### The task
Print each entry below precisely as shown.

Segment Open

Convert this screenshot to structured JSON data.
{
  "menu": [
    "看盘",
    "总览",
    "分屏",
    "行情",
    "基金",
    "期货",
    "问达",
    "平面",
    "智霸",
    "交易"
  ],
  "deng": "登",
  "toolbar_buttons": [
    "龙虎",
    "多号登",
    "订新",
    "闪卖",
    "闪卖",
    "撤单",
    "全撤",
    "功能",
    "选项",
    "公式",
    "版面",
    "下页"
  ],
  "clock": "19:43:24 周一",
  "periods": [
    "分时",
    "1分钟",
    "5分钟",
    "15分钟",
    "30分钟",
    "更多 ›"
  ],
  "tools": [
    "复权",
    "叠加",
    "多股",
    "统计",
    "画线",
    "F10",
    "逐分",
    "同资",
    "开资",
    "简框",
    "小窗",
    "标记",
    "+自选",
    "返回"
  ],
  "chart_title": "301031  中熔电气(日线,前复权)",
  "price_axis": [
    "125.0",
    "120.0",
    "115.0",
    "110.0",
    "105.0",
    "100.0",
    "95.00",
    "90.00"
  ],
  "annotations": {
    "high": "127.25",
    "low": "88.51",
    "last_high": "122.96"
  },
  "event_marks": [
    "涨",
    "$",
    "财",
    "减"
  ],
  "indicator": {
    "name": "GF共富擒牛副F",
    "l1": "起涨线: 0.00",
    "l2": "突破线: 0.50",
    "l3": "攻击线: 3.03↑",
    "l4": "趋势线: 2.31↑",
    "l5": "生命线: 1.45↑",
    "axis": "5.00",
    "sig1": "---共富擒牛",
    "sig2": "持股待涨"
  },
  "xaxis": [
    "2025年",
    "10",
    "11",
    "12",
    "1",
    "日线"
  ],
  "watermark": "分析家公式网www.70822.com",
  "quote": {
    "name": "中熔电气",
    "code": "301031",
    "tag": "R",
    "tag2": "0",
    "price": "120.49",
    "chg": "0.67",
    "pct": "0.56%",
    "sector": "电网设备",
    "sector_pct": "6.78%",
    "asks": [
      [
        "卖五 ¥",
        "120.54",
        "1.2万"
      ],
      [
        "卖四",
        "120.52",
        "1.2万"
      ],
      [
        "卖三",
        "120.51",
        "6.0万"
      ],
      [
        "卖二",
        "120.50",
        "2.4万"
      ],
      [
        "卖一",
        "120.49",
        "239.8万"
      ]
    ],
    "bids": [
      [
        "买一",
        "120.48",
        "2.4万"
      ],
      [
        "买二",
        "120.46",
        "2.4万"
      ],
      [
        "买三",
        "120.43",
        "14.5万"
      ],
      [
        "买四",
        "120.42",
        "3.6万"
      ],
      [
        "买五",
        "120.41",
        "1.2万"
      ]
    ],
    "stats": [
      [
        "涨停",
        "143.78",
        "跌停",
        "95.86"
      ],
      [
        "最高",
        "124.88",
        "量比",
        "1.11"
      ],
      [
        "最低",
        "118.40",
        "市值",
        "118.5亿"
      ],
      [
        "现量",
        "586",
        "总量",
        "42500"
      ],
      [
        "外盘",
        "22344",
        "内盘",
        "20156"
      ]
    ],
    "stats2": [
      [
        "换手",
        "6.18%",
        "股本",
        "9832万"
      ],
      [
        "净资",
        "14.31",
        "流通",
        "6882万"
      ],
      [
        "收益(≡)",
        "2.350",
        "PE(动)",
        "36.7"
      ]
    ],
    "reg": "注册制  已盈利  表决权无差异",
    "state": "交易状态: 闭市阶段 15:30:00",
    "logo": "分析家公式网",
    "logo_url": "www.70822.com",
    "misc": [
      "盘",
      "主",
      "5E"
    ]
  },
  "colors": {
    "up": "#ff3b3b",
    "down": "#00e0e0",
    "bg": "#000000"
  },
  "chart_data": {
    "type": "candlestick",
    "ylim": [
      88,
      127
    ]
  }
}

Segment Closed

### Written answer
Convert this screenshot to structured JSON data.
{
  "menu": [
    "看盘",
    "总览",
    "分屏",
    "行情",
    "基金",
    "期货",
    "问达",
    "平面",
    "智霸",
    "交易"
  ],
  "deng": "登",
  "toolbar_buttons": [
    "龙虎",
    "多号登",
    "订新",
    "闪卖",
    "闪卖",
    "撤单",
    "全撤",
    "功能",
    "选项",
    "公式",
    "版面",
    "下页"
  ],
  "clock": "19:43:24 周一",
  "periods": [
    "分时",
    "1分钟",
    "5分钟",
    "15分钟",
    "30分钟",
    "更多 ›"
  ],
  "tools": [
    "复权",
    "叠加",
    "多股",
    "统计",
    "画线",
    "F10",
    "逐分",
    "同资",
    "开资",
    "简框",
    "小窗",
    "标记",
    "+自选",
    "返回"
  ],
  "chart_title": "301031  中熔电气(日线,前复权)",
  "price_axis": [
    "125.0",
    "120.0",
    "115.0",
    "110.0",
    "105.0",
    "100.0",
    "95.00",
    "90.00"
  ],
  "annotations": {
    "high": "127.25",
    "low": "88.51",
    "last_high": "122.96"
  },
  "event_marks": [
    "涨",
    "$",
    "财",
    "减"
  ],
  "indicator": {
    "name": "GF共富擒牛副F",
    "l1": "起涨线: 0.00",
    "l2": "突破线: 0.50",
    "l3": "攻击线: 3.03↑",
    "l4": "趋势线: 2.31↑",
    "l5": "生命线: 1.45↑",
    "axis": "5.00",
    "sig1": "---共富擒牛",
    "sig2": "持股待涨"
  },
  "xaxis": [
    "2025年",
    "10",
    "11",
    "12",
    "1",
    "日线"
  ],
  "watermark": "分析家公式网www.70822.com",
  "quote": {
    "name": "中熔电气",
    "code": "301031",
    "tag": "R",
    "tag2": "0",
    "price": "120.49",
    "chg": "0.67",
    "pct": "0.56%",
    "sector": "电网设备",
    "sector_pct": "6.78%",
    "asks": [
      [
        "卖五 ¥",
        "120.54",
        "1.2万"
      ],
      [
        "卖四",
        "120.52",
        "1.2万"
      ],
      [
        "卖三",
        "120.51",
        "6.0万"
      ],
      [
        "卖二",
        "120.50",
        "2.4万"
      ],
      [
        "卖一",
        "120.49",
        "239.8万"
      ]
    ],
    "bids": [
      [
        "买一",
        "120.48",
        "2.4万"
      ],
      [
        "买二",
        "120.46",
        "2.4万"
      ],
      [
        "买三",
        "120.43",
        "14.5万"
      ],
      [
        "买四",
        "120.42",
        "3.6万"
      ],
      [
        "买五",
        "120.41",
        "1.2万"
      ]
    ],
    "stats": [
      [
        "涨停",
        "143.78",
        "跌停",
        "95.86"
      ],
      [
        "最高",
        "124.88",
        "量比",
        "1.11"
      ],
      [
        "最低",
        "118.40",
        "市值",
        "118.5亿"
      ],
      [
        "现量",
        "586",
        "总量",
        "42500"
      ],
      [
        "外盘",
        "22344",
        "内盘",
        "20156"
      ]
    ],
    "stats2": [
      [
        "换手",
        "6.18%",
        "股本",
        "9832万"
      ],
      [
        "净资",
        "14.31",
        "流通",
        "6882万"
      ],
      [
        "收益(≡)",
        "2.350",
        "PE(动)",
        "36.7"
      ]
    ],
    "reg": "注册制  已盈利  表决权无差异",
    "state": "交易状态: 闭市阶段 15:30:00",
    "logo": "分析家公式网",
    "logo_url": "www.70822.com",
    "misc": [
      "盘",
      "主",
      "5E"
    ]
  },
  "colors": {
    "up": "#ff3b3b",
    "down": "#00e0e0",
    "bg": "#000000"
  },
  "chart_data": {
    "type": "candlestick",
    "ylim": [
      88,
      127
    ]
  }
}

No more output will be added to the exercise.